When the widely-used diabetes drug, metformin, was combined with standard chemotherapy, the combo therapy wiped out pancreatic cancer stem cells in one fell swoop, and they didn't come back.
If these findings hold up in humans, we could be looking at being able to shrink pancreatic cancer tumors to help patients live longer.
"Ask your oncologist about combination therapies."
These are the conclusions Christopher Heeschen, MD, PhD, presented at the American Association for Cancer Research’s Pancreatic Cancer: Progress and Challenges conference, held June 18-21, 2012.
Cancer stem cells are the most difficult to destroy. They're involved throughout the cancer process. They not only start cancer growth, but make chemotherapy treatments stop working. They are very tough customers.
Recently, researchers have learned that cancer stem cells are the key barriers to standard therapies working on pancreatic cancer.
“Therefore, efficiently targeting these cells will be crucial for achieving higher cure rates in patients with pancreatic cancer,” said Dr. Heeschen, professor for experimental medicine at the Spanish National Cancer Research Centre in Madrid, Spain.
“Our newly emerging data now indicate that metformin, a widely used and well-tolerated drug for the treatment of diabetes, is capable of efficiently eliminating these cells.”
Apparently, cancer stem cell metabolism melted, the cells died when pre-treated with metformin, and the tumors didn't return.
“Intriguingly, in all tumors treated with metformin to date, relapse of disease was efficiently prevented and there were no noticeable adverse effects,” Dr. Heeschen said.

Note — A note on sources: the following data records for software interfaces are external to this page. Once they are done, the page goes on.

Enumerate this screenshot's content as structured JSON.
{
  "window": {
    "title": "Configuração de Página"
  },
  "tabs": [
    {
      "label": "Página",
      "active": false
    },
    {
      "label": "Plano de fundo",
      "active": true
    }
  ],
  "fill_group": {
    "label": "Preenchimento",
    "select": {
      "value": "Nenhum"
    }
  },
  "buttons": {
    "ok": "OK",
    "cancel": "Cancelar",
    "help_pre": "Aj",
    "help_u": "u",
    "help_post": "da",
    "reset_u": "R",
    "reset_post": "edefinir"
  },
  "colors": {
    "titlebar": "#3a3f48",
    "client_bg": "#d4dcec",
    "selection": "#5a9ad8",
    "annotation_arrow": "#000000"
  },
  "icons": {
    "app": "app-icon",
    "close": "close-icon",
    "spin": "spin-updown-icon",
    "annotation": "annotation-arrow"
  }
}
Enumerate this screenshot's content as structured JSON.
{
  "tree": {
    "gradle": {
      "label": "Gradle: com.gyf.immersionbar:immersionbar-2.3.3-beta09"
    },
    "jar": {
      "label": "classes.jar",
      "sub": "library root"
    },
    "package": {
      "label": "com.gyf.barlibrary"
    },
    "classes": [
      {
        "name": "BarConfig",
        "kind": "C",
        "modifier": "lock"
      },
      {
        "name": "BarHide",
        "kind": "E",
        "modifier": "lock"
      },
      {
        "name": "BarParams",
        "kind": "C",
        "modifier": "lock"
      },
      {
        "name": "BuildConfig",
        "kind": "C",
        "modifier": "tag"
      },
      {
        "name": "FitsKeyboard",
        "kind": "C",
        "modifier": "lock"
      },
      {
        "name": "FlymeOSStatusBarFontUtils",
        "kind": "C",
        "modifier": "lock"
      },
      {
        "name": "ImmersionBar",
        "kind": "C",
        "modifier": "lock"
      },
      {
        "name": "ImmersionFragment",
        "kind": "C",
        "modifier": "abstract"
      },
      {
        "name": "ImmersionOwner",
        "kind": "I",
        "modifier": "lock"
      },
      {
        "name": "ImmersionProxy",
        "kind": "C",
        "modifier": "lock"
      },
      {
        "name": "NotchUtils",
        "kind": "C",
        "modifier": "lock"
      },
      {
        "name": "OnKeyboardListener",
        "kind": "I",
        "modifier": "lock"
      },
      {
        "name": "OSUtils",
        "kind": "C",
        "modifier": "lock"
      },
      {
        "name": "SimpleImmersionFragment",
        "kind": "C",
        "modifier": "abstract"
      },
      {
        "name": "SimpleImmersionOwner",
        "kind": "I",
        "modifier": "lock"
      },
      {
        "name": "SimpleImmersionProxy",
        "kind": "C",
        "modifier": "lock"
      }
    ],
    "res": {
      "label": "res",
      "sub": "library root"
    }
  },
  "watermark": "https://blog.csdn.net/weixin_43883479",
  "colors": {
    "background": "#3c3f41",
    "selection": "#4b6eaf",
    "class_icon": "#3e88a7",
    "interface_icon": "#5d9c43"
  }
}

He thinks it's time to head to clinical trials. Dr. Heeschen and his team are waiting for the results of a study testing the diabetes drug as a maintenance treatment for people with late stage pancreatic cancer.
Metformin has been seen to have effective cancer-fighting properties against a number of different malignancies.
It should be noted that research presented at conferences is considered preliminary before it's published in a peer-reviewed journal.